Viet Ha Hoang (Assoc Prof) | SPMS-MAS-04-19 | 6513 2021 | vhhoang@ntu.edu.sg |

Week | Topic | Course ILO | Readings/ Activities |
---|---|---|---|

1 | Revision of Numerical Analysis I | 1 | Study lecture notes |

2 | Euler method, Euler method for systems of differential equations | 1, 2, 3 | Study lecture notes |

3 | Backward Euler and trapezoidal methods | 1, 2, 3, 5 | Study lecture notes |

4 | Runge-Kutta methods | 1, 2, 3, 4, 5 | Study lecture notes |

5 | Multistep methods | 1, 2, 3, 4, 5 | Study lecture notes |

6 | Multistep methods | 1, 2, 3, 4, 5 | Study lecture notes |

7 | Revision of variable separation method for partial differential equations | 1, 2, 3, 4, 5 | Study lecture notes |

8 | Finite difference methods for the heat equation | 1, 2, 3, 4, 5 | Study lecture notes |

9 | Finite difference methods for the heat equation | 1, 2, 3, 4, 5 | Study lecture notes |
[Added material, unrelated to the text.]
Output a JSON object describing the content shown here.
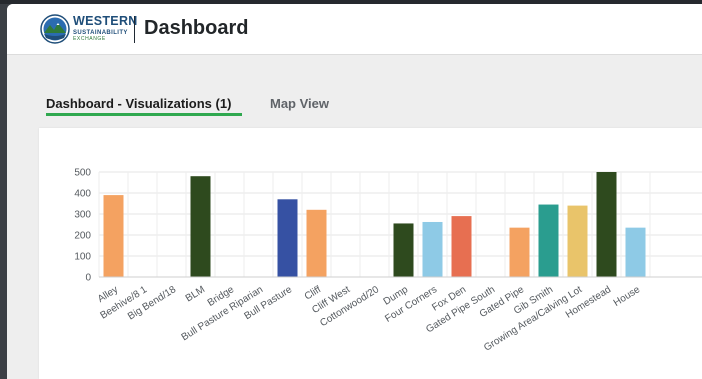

10 | Finite difference methods for the wave equation | 1, 2, 3, 4, 5 | Study lecture notes |

11 | Finite difference methods for the wave equation | 1, 2, 3, 4, 5 | Study lecture notes |

12 | Finite difference methods for elliptic equations | 1, 2, 3, 4, 5 | Study lecture notes |

13 | Finite difference methods for elliptic equations | 1, 2, 3, 4, 5 | Study lecture notes |

Point-based marking (not rubrics based)

Point-based marking (not rubrics based)